> **What you are asked to do**
In the entries below, find each line with the word "accel" and pull it out.

> **Dataset entries**
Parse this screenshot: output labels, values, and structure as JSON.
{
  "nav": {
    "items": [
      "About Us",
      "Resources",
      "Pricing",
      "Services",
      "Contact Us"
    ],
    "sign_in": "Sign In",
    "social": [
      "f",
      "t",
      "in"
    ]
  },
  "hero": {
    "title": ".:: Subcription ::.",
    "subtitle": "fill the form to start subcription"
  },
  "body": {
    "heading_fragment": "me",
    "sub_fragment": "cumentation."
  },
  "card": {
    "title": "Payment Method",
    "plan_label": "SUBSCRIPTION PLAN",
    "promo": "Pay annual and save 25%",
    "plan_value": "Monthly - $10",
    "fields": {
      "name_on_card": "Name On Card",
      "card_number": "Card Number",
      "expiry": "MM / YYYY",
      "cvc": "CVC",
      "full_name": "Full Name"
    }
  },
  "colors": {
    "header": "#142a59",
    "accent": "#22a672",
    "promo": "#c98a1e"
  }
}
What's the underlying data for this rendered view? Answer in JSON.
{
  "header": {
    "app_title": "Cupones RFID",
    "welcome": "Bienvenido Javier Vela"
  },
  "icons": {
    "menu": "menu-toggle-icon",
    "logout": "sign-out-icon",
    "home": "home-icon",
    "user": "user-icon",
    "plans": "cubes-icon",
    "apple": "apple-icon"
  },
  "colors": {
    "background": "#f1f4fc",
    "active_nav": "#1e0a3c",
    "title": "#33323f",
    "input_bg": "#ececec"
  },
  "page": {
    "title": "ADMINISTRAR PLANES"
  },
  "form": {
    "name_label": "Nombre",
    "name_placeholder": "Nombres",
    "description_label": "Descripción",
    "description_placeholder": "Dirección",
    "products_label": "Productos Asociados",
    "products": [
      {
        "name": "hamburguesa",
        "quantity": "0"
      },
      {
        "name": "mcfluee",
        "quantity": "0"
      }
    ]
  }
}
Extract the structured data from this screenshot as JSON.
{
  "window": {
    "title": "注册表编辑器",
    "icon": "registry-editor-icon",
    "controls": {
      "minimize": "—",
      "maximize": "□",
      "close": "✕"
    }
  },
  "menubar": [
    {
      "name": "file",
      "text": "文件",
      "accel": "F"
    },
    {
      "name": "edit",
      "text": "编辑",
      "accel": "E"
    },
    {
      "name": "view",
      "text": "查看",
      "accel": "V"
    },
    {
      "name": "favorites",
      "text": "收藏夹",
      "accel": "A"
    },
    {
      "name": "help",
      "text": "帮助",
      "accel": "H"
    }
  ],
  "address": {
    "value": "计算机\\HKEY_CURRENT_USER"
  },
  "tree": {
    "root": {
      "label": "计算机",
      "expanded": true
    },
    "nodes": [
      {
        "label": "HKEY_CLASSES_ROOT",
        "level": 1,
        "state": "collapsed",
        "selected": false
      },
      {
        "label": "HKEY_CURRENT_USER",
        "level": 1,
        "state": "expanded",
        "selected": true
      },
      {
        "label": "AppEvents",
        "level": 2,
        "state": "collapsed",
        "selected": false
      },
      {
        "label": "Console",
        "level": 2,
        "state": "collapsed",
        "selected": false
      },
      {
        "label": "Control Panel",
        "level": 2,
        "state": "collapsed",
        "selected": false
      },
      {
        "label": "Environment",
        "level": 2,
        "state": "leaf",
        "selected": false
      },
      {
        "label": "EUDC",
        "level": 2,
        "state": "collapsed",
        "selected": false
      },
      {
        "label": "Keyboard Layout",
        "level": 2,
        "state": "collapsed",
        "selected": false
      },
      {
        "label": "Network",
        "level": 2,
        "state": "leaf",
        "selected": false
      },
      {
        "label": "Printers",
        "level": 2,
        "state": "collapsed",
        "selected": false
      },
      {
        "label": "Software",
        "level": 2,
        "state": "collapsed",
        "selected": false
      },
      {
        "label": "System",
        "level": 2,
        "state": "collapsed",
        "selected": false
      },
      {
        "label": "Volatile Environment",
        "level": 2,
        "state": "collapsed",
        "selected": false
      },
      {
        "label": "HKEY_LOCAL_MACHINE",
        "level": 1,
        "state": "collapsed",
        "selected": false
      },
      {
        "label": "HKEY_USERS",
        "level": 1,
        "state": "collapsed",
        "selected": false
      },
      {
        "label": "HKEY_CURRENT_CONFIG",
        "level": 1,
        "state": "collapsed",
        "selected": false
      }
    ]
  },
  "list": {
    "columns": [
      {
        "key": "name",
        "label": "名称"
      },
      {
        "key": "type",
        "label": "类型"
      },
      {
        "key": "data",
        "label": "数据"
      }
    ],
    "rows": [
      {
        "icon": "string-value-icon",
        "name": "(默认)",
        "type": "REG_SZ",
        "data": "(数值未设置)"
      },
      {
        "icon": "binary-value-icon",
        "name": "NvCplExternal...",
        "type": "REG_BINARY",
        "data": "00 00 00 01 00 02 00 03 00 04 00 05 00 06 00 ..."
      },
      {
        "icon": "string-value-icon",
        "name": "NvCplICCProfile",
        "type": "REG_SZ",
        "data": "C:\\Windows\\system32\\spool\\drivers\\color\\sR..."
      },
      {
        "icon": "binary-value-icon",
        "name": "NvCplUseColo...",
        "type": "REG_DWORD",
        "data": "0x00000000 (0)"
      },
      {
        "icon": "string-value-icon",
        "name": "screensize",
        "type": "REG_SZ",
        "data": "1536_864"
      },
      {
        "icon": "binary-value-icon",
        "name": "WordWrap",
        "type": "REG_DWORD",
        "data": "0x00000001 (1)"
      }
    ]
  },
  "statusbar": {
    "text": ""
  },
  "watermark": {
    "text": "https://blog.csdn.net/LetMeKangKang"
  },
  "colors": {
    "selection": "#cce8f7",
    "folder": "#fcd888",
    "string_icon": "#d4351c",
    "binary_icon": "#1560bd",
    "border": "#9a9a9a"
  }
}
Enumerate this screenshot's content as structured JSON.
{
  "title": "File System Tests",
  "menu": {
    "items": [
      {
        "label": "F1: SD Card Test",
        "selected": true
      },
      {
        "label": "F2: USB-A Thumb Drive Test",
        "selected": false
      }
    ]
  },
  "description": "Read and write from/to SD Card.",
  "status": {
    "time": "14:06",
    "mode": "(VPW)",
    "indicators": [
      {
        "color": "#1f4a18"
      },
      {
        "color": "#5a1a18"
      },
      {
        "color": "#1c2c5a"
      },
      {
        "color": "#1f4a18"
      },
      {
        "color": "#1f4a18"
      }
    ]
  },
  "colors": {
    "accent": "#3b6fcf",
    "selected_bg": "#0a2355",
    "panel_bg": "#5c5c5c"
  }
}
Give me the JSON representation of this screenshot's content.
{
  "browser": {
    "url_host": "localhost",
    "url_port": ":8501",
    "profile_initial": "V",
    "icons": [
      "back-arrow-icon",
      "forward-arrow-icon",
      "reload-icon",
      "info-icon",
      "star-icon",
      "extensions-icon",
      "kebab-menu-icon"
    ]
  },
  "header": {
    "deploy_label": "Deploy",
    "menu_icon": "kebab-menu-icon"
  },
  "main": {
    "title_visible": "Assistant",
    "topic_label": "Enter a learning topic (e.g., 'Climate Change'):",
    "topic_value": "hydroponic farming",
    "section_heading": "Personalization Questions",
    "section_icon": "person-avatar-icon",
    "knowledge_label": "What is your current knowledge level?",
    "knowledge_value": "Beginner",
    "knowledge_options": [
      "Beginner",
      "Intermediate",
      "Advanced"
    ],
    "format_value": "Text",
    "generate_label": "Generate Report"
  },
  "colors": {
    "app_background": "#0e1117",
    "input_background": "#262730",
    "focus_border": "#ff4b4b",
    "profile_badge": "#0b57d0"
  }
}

> **Solution below**
      "accel": "F"
      "accel": "E"
      "accel": "V"
      "accel": "A"
      "accel": "H"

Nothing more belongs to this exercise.